--- START ---

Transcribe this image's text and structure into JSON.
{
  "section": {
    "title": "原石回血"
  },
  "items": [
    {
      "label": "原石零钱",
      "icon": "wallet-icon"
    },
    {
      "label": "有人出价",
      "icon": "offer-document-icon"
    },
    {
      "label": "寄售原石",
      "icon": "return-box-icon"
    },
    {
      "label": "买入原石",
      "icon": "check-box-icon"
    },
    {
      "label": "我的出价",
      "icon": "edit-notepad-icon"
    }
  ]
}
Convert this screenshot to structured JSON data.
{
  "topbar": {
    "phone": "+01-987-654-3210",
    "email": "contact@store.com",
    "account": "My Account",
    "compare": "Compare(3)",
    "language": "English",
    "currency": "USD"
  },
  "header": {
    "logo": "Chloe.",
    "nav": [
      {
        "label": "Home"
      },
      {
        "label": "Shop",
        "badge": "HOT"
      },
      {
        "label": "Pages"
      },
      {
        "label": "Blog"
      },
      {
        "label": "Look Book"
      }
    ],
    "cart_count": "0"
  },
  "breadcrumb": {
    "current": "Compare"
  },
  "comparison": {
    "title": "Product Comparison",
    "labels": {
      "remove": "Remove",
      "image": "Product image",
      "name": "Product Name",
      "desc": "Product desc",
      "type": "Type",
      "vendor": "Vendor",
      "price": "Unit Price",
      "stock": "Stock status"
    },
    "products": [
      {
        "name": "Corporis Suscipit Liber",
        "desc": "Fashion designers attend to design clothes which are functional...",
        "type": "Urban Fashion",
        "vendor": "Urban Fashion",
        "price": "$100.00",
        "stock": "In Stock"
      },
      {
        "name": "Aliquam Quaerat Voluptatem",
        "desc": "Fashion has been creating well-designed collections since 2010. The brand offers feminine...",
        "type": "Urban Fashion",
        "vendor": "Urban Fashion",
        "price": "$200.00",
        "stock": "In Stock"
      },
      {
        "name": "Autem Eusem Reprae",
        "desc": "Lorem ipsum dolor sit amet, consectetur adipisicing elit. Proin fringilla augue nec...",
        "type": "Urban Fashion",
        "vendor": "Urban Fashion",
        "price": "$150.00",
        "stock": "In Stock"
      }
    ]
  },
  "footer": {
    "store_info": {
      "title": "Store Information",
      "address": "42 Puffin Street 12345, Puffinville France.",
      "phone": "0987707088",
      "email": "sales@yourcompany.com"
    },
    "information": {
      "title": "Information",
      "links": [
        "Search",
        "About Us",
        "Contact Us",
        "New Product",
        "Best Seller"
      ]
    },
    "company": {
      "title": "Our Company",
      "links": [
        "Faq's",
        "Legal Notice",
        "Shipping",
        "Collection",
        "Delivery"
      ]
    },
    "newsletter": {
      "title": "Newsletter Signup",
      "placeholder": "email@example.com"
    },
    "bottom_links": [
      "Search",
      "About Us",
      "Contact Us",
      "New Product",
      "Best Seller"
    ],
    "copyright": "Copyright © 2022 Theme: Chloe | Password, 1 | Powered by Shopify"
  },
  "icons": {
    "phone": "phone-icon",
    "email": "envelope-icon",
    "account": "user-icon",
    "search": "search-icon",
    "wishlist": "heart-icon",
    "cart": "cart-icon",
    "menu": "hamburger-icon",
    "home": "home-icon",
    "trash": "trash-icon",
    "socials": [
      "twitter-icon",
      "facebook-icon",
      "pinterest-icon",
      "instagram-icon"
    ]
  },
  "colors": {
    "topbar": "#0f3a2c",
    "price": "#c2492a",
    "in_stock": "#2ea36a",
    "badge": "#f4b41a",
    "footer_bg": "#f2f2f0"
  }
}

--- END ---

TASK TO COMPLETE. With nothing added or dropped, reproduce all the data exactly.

ANSWER BOX.
Transcribe this image's text and structure into JSON.
{
  "section": {
    "title": "原石回血"
  },
  "items": [
    {
      "label": "原石零钱",
      "icon": "wallet-icon"
    },
    {
      "label": "有人出价",
      "icon": "offer-document-icon"
    },
    {
      "label": "寄售原石",
      "icon": "return-box-icon"
    },
    {
      "label": "买入原石",
      "icon": "check-box-icon"
    },
    {
      "label": "我的出价",
      "icon": "edit-notepad-icon"
    }
  ]
}
Convert this screenshot to structured JSON data.
{
  "topbar": {
    "phone": "+01-987-654-3210",
    "email": "contact@store.com",
    "account": "My Account",
    "compare": "Compare(3)",
    "language": "English",
    "currency": "USD"
  },
  "header": {
    "logo": "Chloe.",
    "nav": [
      {
        "label": "Home"
      },
      {
        "label": "Shop",
        "badge": "HOT"
      },
      {
        "label": "Pages"
      },
      {
        "label": "Blog"
      },
      {
        "label": "Look Book"
      }
    ],
    "cart_count": "0"
  },
  "breadcrumb": {
    "current": "Compare"
  },
  "comparison": {
    "title": "Product Comparison",
    "labels": {
      "remove": "Remove",
      "image": "Product image",
      "name": "Product Name",
      "desc": "Product desc",
      "type": "Type",
      "vendor": "Vendor",
      "price": "Unit Price",
      "stock": "Stock status"
    },
    "products": [
      {
        "name": "Corporis Suscipit Liber",
        "desc": "Fashion designers attend to design clothes which are functional...",
        "type": "Urban Fashion",
        "vendor": "Urban Fashion",
        "price": "$100.00",
        "stock": "In Stock"
      },
      {
        "name": "Aliquam Quaerat Voluptatem",
        "desc": "Fashion has been creating well-designed collections since 2010. The brand offers feminine...",
        "type": "Urban Fashion",
        "vendor": "Urban Fashion",
        "price": "$200.00",
        "stock": "In Stock"
      },
      {
        "name": "Autem Eusem Reprae",
        "desc": "Lorem ipsum dolor sit amet, consectetur adipisicing elit. Proin fringilla augue nec...",
        "type": "Urban Fashion",
        "vendor": "Urban Fashion",
        "price": "$150.00",
        "stock": "In Stock"
      }
    ]
  },
  "footer": {
    "store_info": {
      "title": "Store Information",
      "address": "42 Puffin Street 12345, Puffinville France.",
      "phone": "0987707088",
      "email": "sales@yourcompany.com"
    },
    "information": {
      "title": "Information",
      "links": [
        "Search",
        "About Us",
        "Contact Us",
        "New Product",
        "Best Seller"
      ]
    },
    "company": {
      "title": "Our Company",
      "links": [
        "Faq's",
        "Legal Notice",
        "Shipping",
        "Collection",
        "Delivery"
      ]
    },
    "newsletter": {
      "title": "Newsletter Signup",
      "placeholder": "email@example.com"
    },
    "bottom_links": [
      "Search",
      "About Us",
      "Contact Us",
      "New Product",
      "Best Seller"
    ],
    "copyright": "Copyright © 2022 Theme: Chloe | Password, 1 | Powered by Shopify"
  },
  "icons": {
    "phone": "phone-icon",
    "email": "envelope-icon",
    "account": "user-icon",
    "search": "search-icon",
    "wishlist": "heart-icon",
    "cart": "cart-icon",
    "menu": "hamburger-icon",
    "home": "home-icon",
    "trash": "trash-icon",
    "socials": [
      "twitter-icon",
      "facebook-icon",
      "pinterest-icon",
      "instagram-icon"
    ]
  },
  "colors": {
    "topbar": "#0f3a2c",
    "price": "#c2492a",
    "in_stock": "#2ea36a",
    "badge": "#f4b41a",
    "footer_bg": "#f2f2f0"
  }
}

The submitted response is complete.